I started taking an interest in nettles when my early spring journeys into the forest by my home revealed they grew there in abundance. I had to know what they could be used for, and it turns out they are a pretty useful plant. First off, they are completely edible. Yes, anyone who has been stung by a nettle might be nervous about eating them, but once they are fully cooked they no longer sting. The hearty green tops are particularly popular, but any part of the leaves or stems can be sauteed in butter, steamed and used in a salad, or brewed to make tea.

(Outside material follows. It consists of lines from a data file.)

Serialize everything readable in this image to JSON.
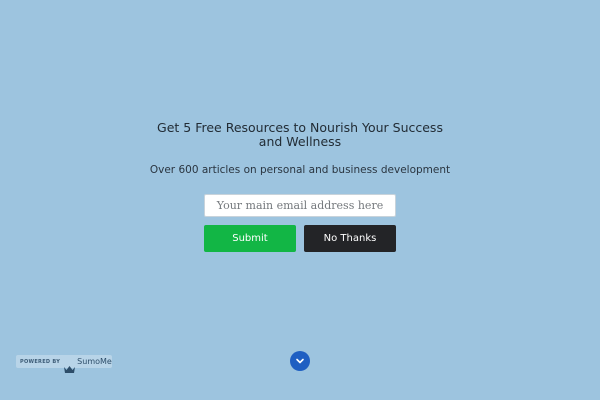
{
  "modal": {
    "headline": "Get 5 Free Resources to Nourish Your Success and Wellness",
    "subheadline": "Over 600 articles on personal and business development",
    "email_placeholder": "Your main email address here",
    "email_value": "",
    "submit_label": "Submit",
    "no_thanks_label": "No Thanks"
  },
  "branding": {
    "powered_by": "POWERED BY",
    "brand_name": "SumoMe",
    "icon": "crown-icon"
  },
  "scroll_button": {
    "icon": "chevron-down-icon"
  },
  "colors": {
    "background": "#9dc4df",
    "submit": "#12b645",
    "no_thanks": "#232427",
    "scroll_button": "#1f5fc2"
  }
}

There are a lot of ailments that have been and can be treated by nettles, everything from urinary tract issues to weight loss to skin issues. According to Debra Rayburn's definitive book on herbs Let's Get Natural with Herbs, Nettle properties are: Acticarcinogen, antihistimine, antilithic, antiperiodic, antiphlogistic, astringent, countirritant, depurative, diuretic, expectorant, hemostatic, hypglycemic, hypotensive, lithotiptic, malariacidal, nutritive, stimulant, tonic, and vasodilator. They contain: Acetylcholine, ammonia, chlorophyll, coumarin, fatty acids, fiber, flavones, flavanoids, formic acid, histamine, indoles, lectins, lignin, minerals (calcium, chromium, copper, iron, magnesium, manganese, phosphorous, postassium, silicon, sodium, sulfur, zinc), monosachharides, mucilage, phosphates, phosphoric acid, polysaccharides, protein, rutin, silicic acid, sterols, tannic acid, and vitamins (A, choline, C (ascorbic acid), D, E (alpha-tocopheral).
"Ok," you might be thinking. "That's a lot of information about nettles, but what do YOU use it for?"

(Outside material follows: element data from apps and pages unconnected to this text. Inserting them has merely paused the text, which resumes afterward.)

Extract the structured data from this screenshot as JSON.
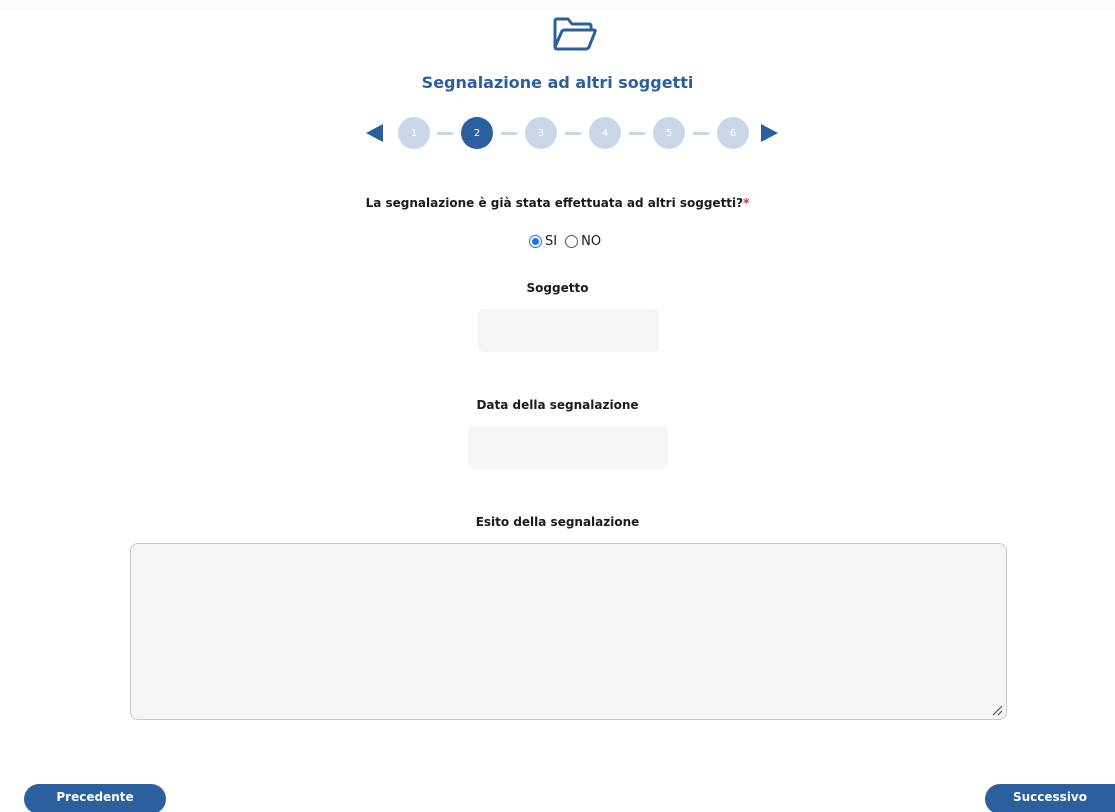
{
  "header": {
    "icon": "folder-open-icon",
    "title": "Segnalazione ad altri soggetti"
  },
  "stepper": {
    "steps": [
      "1",
      "2",
      "3",
      "4",
      "5",
      "6"
    ],
    "current_step": 2,
    "colors": {
      "active": "#2c5f9e",
      "inactive": "#c9d7e6"
    }
  },
  "question": {
    "text": "La segnalazione è già stata effettuata ad altri soggetti?",
    "required_mark": "*",
    "options": [
      {
        "label": "SI",
        "checked": true
      },
      {
        "label": "NO",
        "checked": false
      }
    ]
  },
  "fields": {
    "soggetto": {
      "label": "Soggetto",
      "value": ""
    },
    "data": {
      "label": "Data della segnalazione",
      "value": ""
    },
    "esito": {
      "label": "Esito della segnalazione",
      "value": ""
    }
  },
  "nav": {
    "prev_label": "Precedente",
    "next_label": "Successivo"
  },
  "theme": {
    "accent": "#2c5f9e",
    "required": "#d03030"
  }
}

I want the minerals, the vitamins, and the energy this wonderful plant can provide, and according to acclaimed Wise Woman herbalist Susun Weed, the best way to do this is through infusions. Infusions are plant material that is steeped in boiling water for long periods of time. This helps break down the vitamins and minerals so that they're easier for your body to absorb.
The nettle infusion is great over ice, you can add honey to sweeten it, but I just like it chilled in the fridge. It has a nourishing, green taste that makes me think of spring, a time of renewal and rebirth. You'll need to drink your infusion within 36 hours of making it so I don't make a whole lot at one time. It's wonderful to have first thing in the morning to give you an extra boost of energy for the day, and if you drink nettle infusion on a regular basis you'll see significant improvements in your energy levels.

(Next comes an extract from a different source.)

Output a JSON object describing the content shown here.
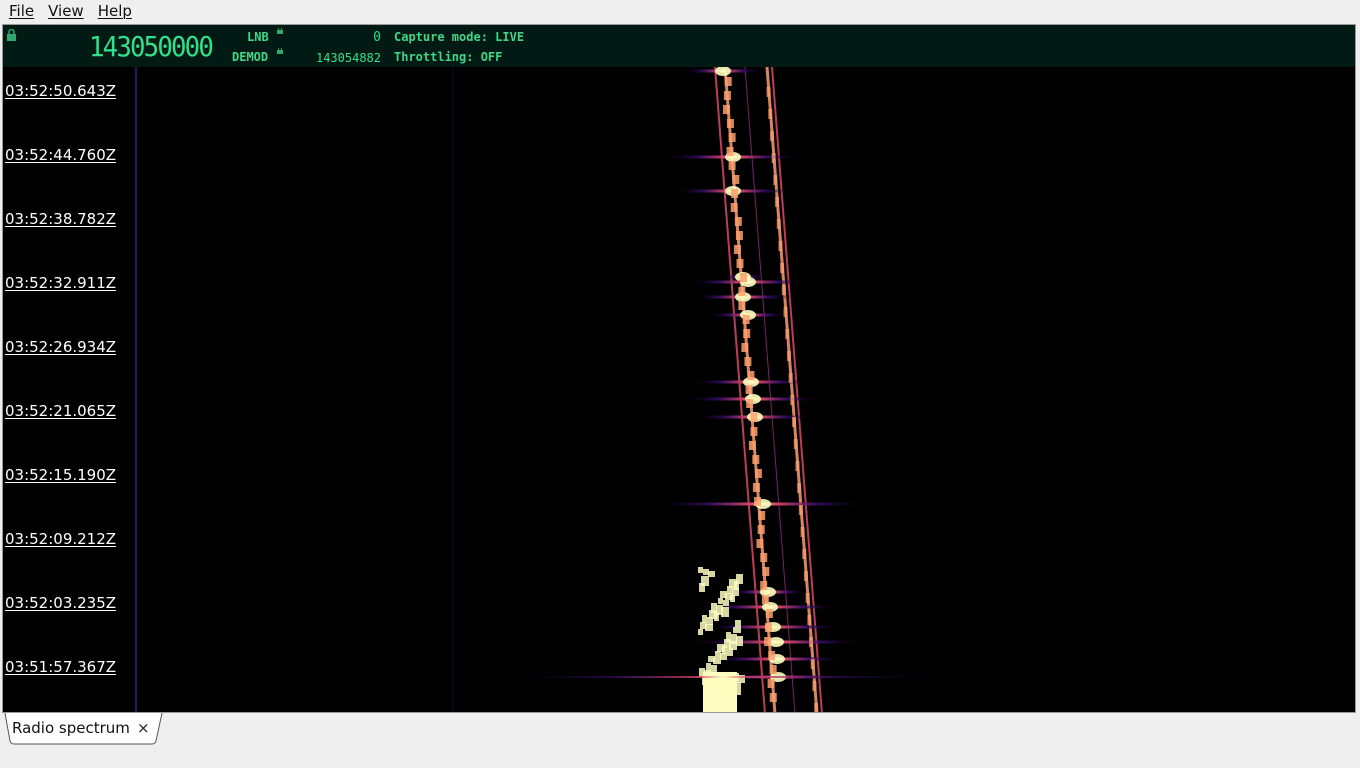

Where the Heck do I find Nettles?
Nettles grow wild in almost every part of the world. They are very common in the Pacific Northwest forests I've been in, but I haven't seen a lot of them in the Mississippi area my mother lives in. There is nothing quite as rewarding as being able to go out into the forest in the spring and harvest your own nettles. If you do have nettles near you and you decide to do this, wear gloves!
Also, I don't recommend harvesting them after they've become very tall and have started to flower. Late season flowering nettles can have microscopic mineral conglomerates that can cause a multitude of issues, from dizziness to skin rashes.
That being said, even with the amount of nettles I bring home during the spring it isn't enough for me to be able to make a daily infusion for an entire year (not that I've managed that, I regularly forget to make the infusions). For those that are going to be making regular infusions or don't have nettles growing near them, it is much easier to buy them online. They are affordable and available at many online herb stores. They arrive already dried and ready to infuse.
Do not use nettles if you are pregnant or breast-feeding, have congestive heart failure, kidney disease, edema, prostate cancer, or influenza. Can flush out potassium from your system so make sure you are eating more foods rich in potassium.
Interested in learning more about infusions?
I'm a curious-by-nature 50-something with random interests. Come visit often to see what the latest topic is.